#### Data ####

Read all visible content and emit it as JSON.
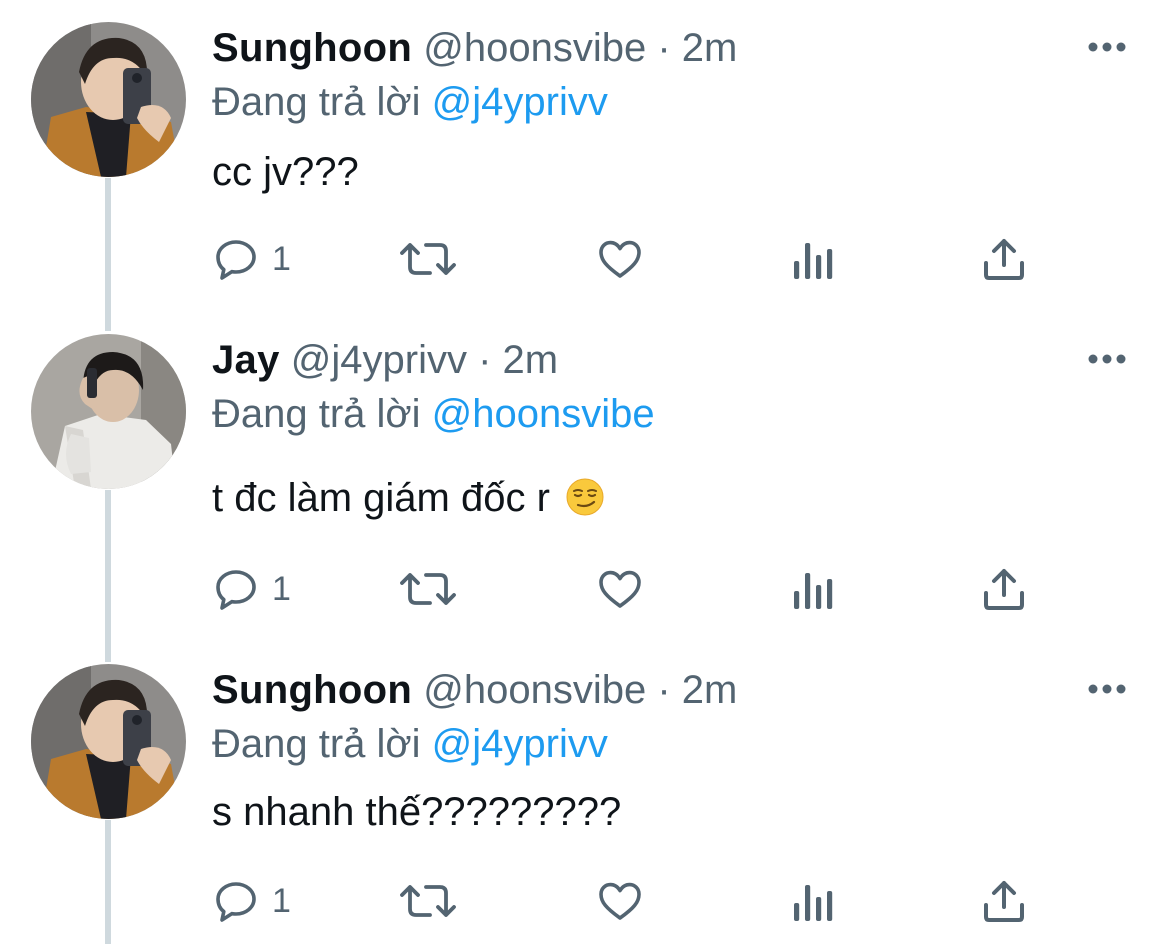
{
  "colors": {
    "text": "#0f1419",
    "muted": "#536471",
    "link": "#1d9bf0",
    "thread_line": "#cfd9de"
  },
  "replying_label": "Đang trả lời",
  "tweets": [
    {
      "name": "Sunghoon",
      "handle": "@hoonsvibe",
      "separator": "·",
      "time": "2m",
      "reply_to": "@j4yprivv",
      "text": "cc jv???",
      "emoji": "",
      "reply_count": "1",
      "avatar": "avatar-selfie-mirror"
    },
    {
      "name": "Jay",
      "handle": "@j4yprivv",
      "separator": "·",
      "time": "2m",
      "reply_to": "@hoonsvibe",
      "text": "t đc làm giám đốc r",
      "emoji": "smirking-face",
      "reply_count": "1",
      "avatar": "avatar-phone-call"
    },
    {
      "name": "Sunghoon",
      "handle": "@hoonsvibe",
      "separator": "·",
      "time": "2m",
      "reply_to": "@j4yprivv",
      "text": "s nhanh thế?????????",
      "emoji": "",
      "reply_count": "1",
      "avatar": "avatar-selfie-mirror"
    }
  ],
  "icons": {
    "reply": "reply-icon",
    "retweet": "retweet-icon",
    "like": "like-icon",
    "analytics": "analytics-icon",
    "share": "share-icon",
    "more": "more-icon"
  }
}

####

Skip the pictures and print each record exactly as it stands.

## Task answer
Read all visible content and emit it as JSON.
{
  "colors": {
    "text": "#0f1419",
    "muted": "#536471",
    "link": "#1d9bf0",
    "thread_line": "#cfd9de"
  },
  "replying_label": "Đang trả lời",
  "tweets": [
    {
      "name": "Sunghoon",
      "handle": "@hoonsvibe",
      "separator": "·",
      "time": "2m",
      "reply_to": "@j4yprivv",
      "text": "cc jv???",
      "emoji": "",
      "reply_count": "1",
      "avatar": "avatar-selfie-mirror"
    },
    {
      "name": "Jay",
      "handle": "@j4yprivv",
      "separator": "·",
      "time": "2m",
      "reply_to": "@hoonsvibe",
      "text": "t đc làm giám đốc r",
      "emoji": "smirking-face",
      "reply_count": "1",
      "avatar": "avatar-phone-call"
    },
    {
      "name": "Sunghoon",
      "handle": "@hoonsvibe",
      "separator": "·",
      "time": "2m",
      "reply_to": "@j4yprivv",
      "text": "s nhanh thế?????????",
      "emoji": "",
      "reply_count": "1",
      "avatar": "avatar-selfie-mirror"
    }
  ],
  "icons": {
    "reply": "reply-icon",
    "retweet": "retweet-icon",
    "like": "like-icon",
    "analytics": "analytics-icon",
    "share": "share-icon",
    "more": "more-icon"
  }
}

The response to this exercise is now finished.